++++ RAW DATA ++++

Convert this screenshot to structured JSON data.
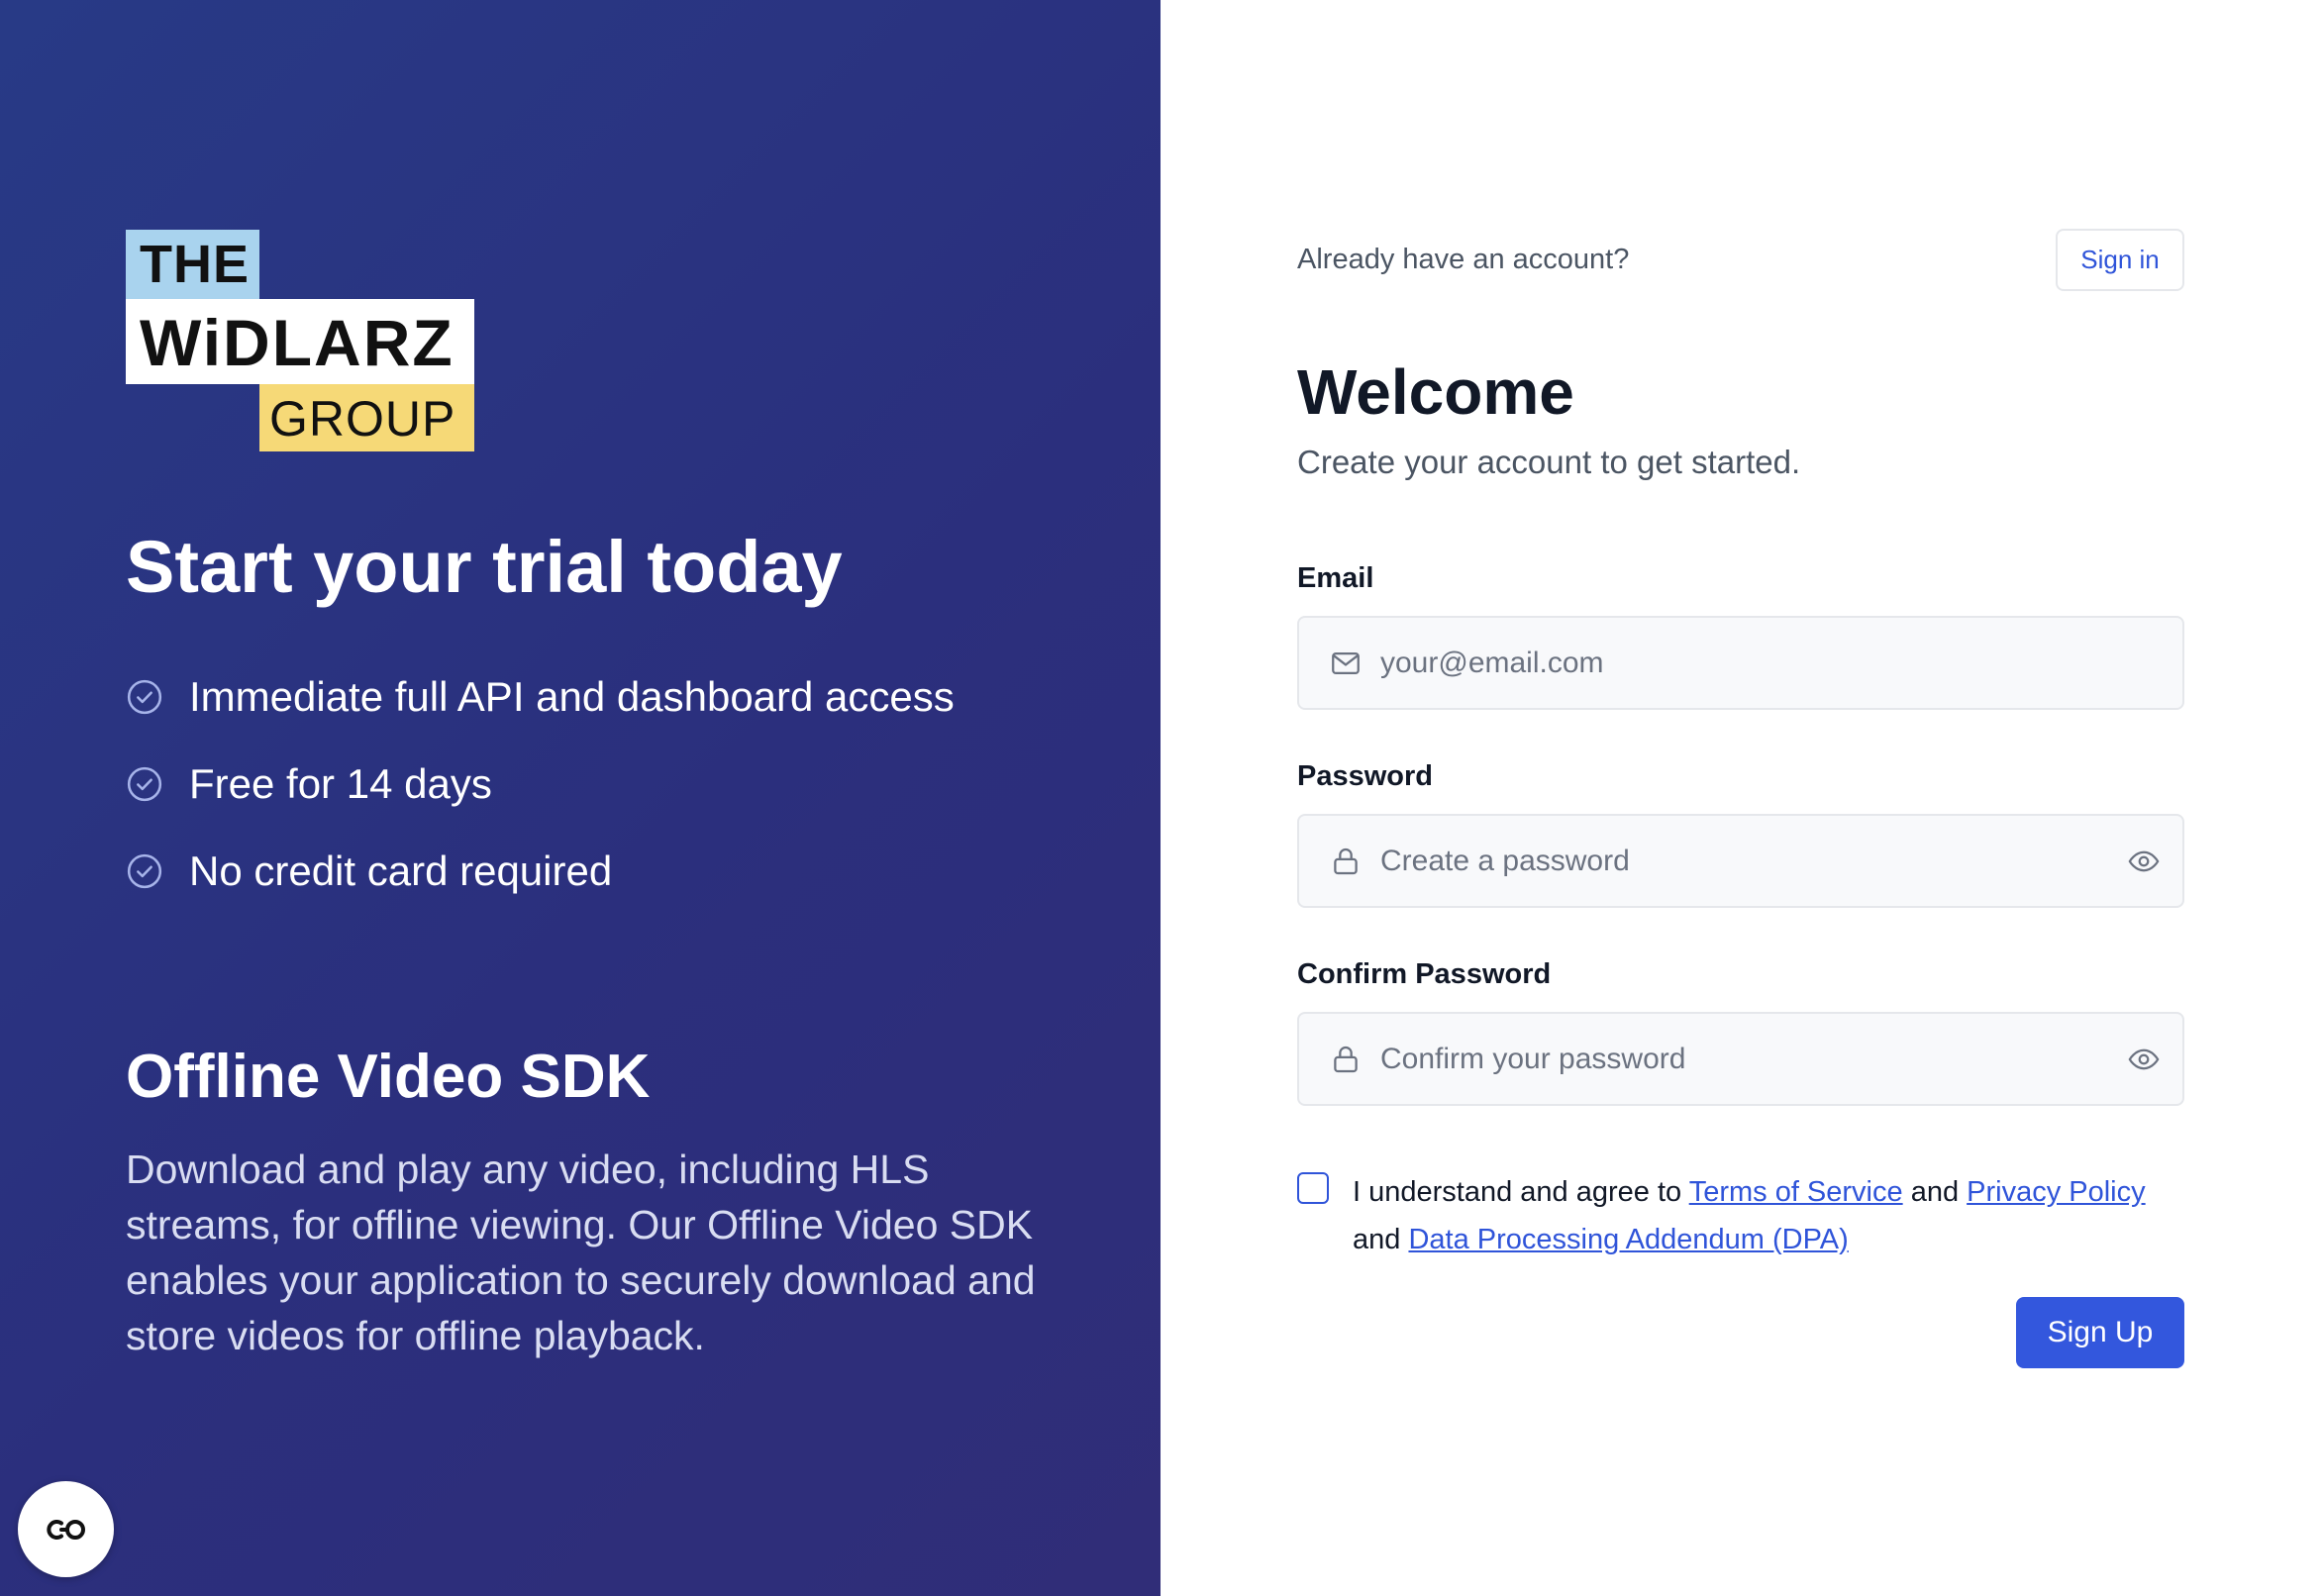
{
  "brand": {
    "logo_the": "THE",
    "logo_widlarz": "WiDLARZ",
    "logo_group": "GROUP",
    "colors": {
      "the_bg": "#a9d3ee",
      "group_bg": "#f6d977",
      "panel": "#2b307d"
    }
  },
  "promo": {
    "title": "Start your trial today",
    "features": [
      {
        "icon": "check-circle-icon",
        "label": "Immediate full API and dashboard access"
      },
      {
        "icon": "check-circle-icon",
        "label": "Free for 14 days"
      },
      {
        "icon": "check-circle-icon",
        "label": "No credit card required"
      }
    ],
    "product_title": "Offline Video SDK",
    "product_description": "Download and play any video, including HLS streams, for offline viewing. Our Offline Video SDK enables your application to securely download and store videos for offline playback."
  },
  "fab": {
    "icon": "co-logo-icon"
  },
  "signin_prompt": {
    "text": "Already have an account?",
    "button_label": "Sign in"
  },
  "form": {
    "title": "Welcome",
    "subtitle": "Create your account to get started.",
    "email": {
      "label": "Email",
      "placeholder": "your@email.com",
      "value": "",
      "icon": "mail-icon"
    },
    "password": {
      "label": "Password",
      "placeholder": "Create a password",
      "value": "",
      "icon": "lock-icon",
      "toggle_icon": "eye-icon"
    },
    "confirm_password": {
      "label": "Confirm Password",
      "placeholder": "Confirm your password",
      "value": "",
      "icon": "lock-icon",
      "toggle_icon": "eye-icon"
    },
    "agreement": {
      "checked": false,
      "prefix": "I understand and agree to ",
      "terms": "Terms of Service",
      "and1": " and ",
      "privacy": "Privacy Policy",
      "and2": " and ",
      "dpa": "Data Processing Addendum (DPA)"
    },
    "submit_label": "Sign Up",
    "accent_color": "#3357dd"
  }
}
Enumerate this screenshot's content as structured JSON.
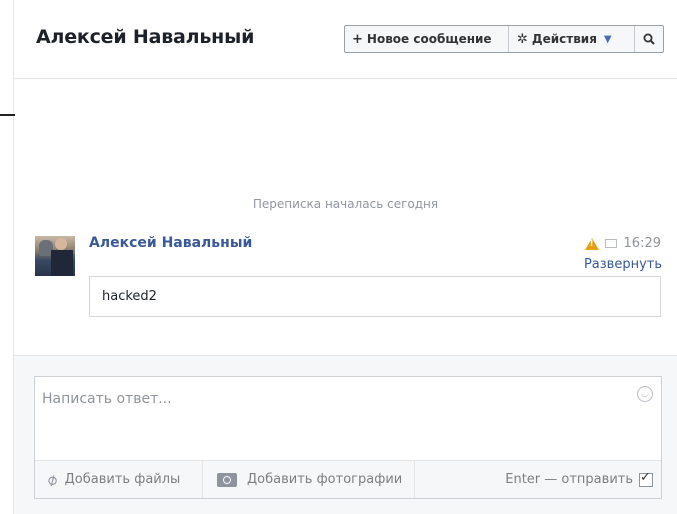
{
  "header": {
    "title": "Алексей Навальный",
    "new_message_label": "Новое сообщение",
    "actions_label": "Действия"
  },
  "conversation": {
    "started_label": "Переписка началась сегодня",
    "message": {
      "sender": "Алексей Навальный",
      "time": "16:29",
      "expand_label": "Развернуть",
      "text": "hacked2"
    }
  },
  "composer": {
    "placeholder": "Написать ответ...",
    "add_files_label": "Добавить файлы",
    "add_photos_label": "Добавить фотографии",
    "enter_send_label": "Enter — отправить"
  },
  "icons": {
    "new_message": "plus-icon",
    "actions": "gear-icon",
    "search": "search-icon",
    "warning": "warning-icon",
    "mail": "envelope-icon",
    "emoji": "smiley-icon",
    "attach": "paperclip-icon",
    "photo": "camera-icon",
    "checkbox": "checkbox-icon"
  },
  "colors": {
    "link_blue": "#3b5998",
    "warning": "#e4a012",
    "muted_text": "#90949c"
  }
}
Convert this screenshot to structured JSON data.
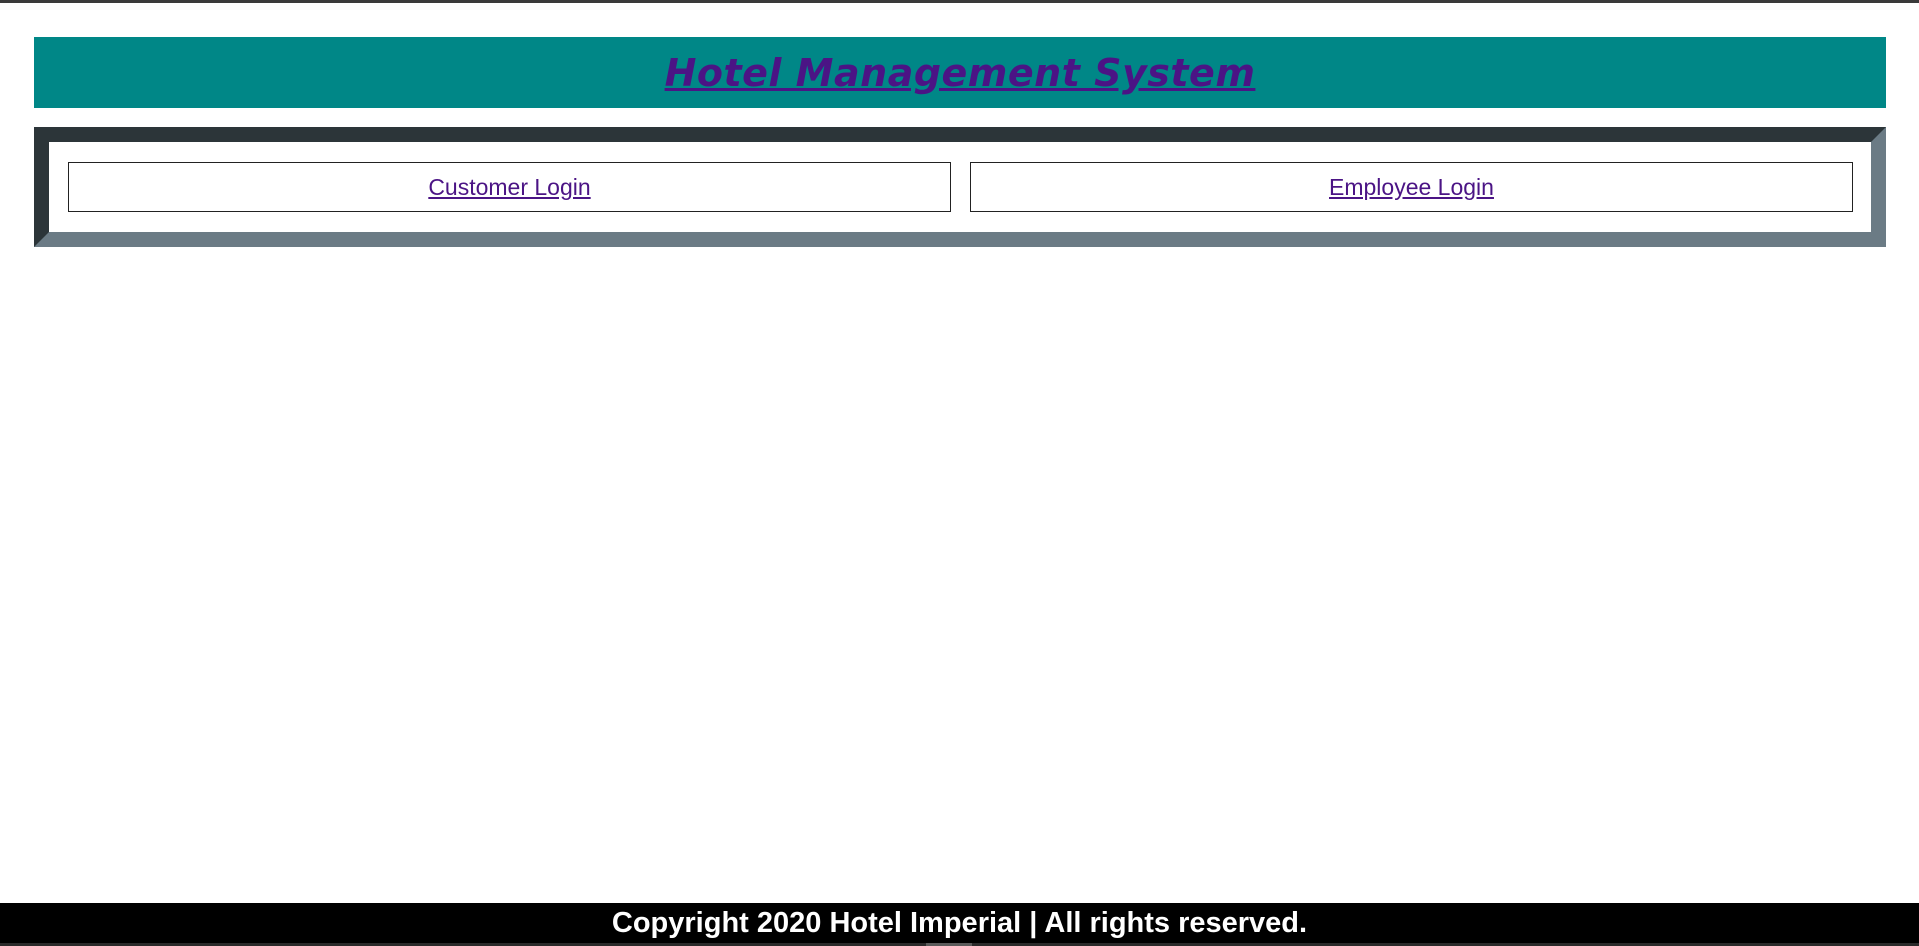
{
  "header": {
    "title": "Hotel Management System"
  },
  "login_options": {
    "customer_label": "Customer Login",
    "employee_label": "Employee Login"
  },
  "footer": {
    "text": "Copyright 2020 Hotel Imperial | All rights reserved."
  },
  "colors": {
    "header_bg": "#008787",
    "link": "#4b1485",
    "frame_dark": "#2c3539",
    "frame_light": "#6b7b85",
    "footer_bg": "#000000"
  }
}
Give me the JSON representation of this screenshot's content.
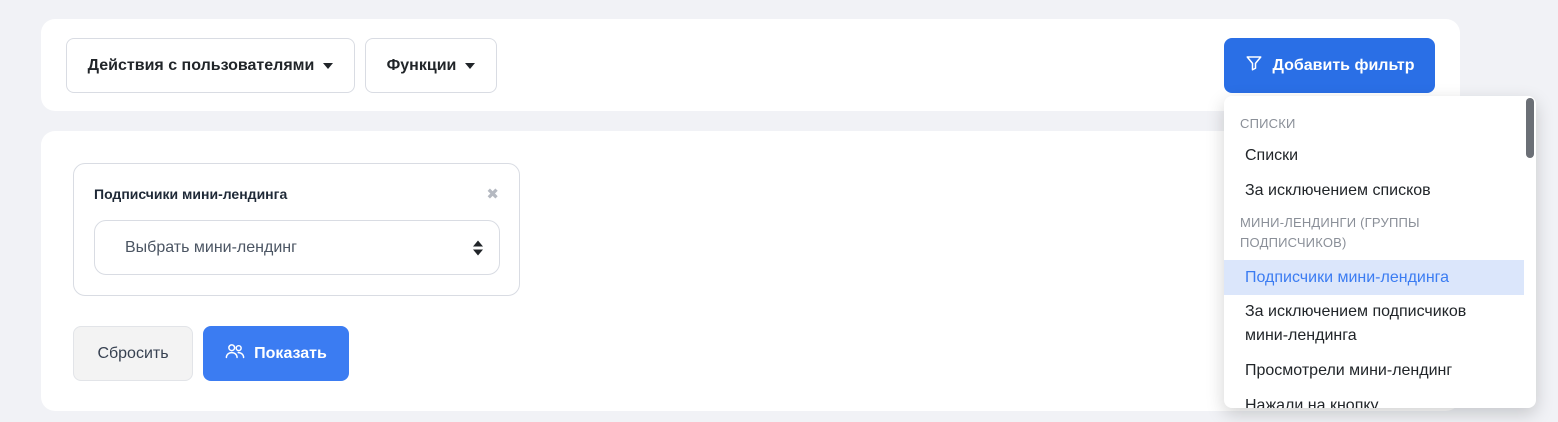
{
  "toolbar": {
    "user_actions_label": "Действия с пользователями",
    "functions_label": "Функции",
    "add_filter_label": "Добавить фильтр"
  },
  "filter": {
    "title": "Подписчики мини-лендинга",
    "select_value": "Выбрать мини-лендинг",
    "close_glyph": "✖"
  },
  "actions": {
    "reset_label": "Сбросить",
    "show_label": "Показать"
  },
  "menu": {
    "group_lists_header": "СПИСКИ",
    "lists_item": "Списки",
    "except_lists_item": "За исключением списков",
    "group_landing_header_line1": "МИНИ-ЛЕНДИНГИ (ГРУППЫ",
    "group_landing_header_line2": "ПОДПИСЧИКОВ)",
    "landing_subscribers_item": "Подписчики мини-лендинга",
    "except_landing_line1": "За исключением подписчиков",
    "except_landing_line2": "мини-лендинга",
    "viewed_landing_item": "Просмотрели мини-лендинг",
    "clicked_button_item": "Нажали на кнопку"
  },
  "colors": {
    "primary": "#2a6fe6",
    "primary_light": "#3b7cf2",
    "active_bg": "#dbe6fb"
  },
  "icons": {
    "filter": "filter-icon",
    "users": "users-icon",
    "caret": "caret-down-icon",
    "close": "close-icon",
    "select_arrows": "select-arrows-icon"
  }
}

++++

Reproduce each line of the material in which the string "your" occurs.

    "title": "Start your trial today",
    "product_description": "Download and play any video, including HLS streams, for offline viewing. Our Offline Video SDK enables your application to securely download and store videos for offline playback."
    "subtitle": "Create your account to get started.",
      "placeholder": "your@email.com",
      "placeholder": "Confirm your password",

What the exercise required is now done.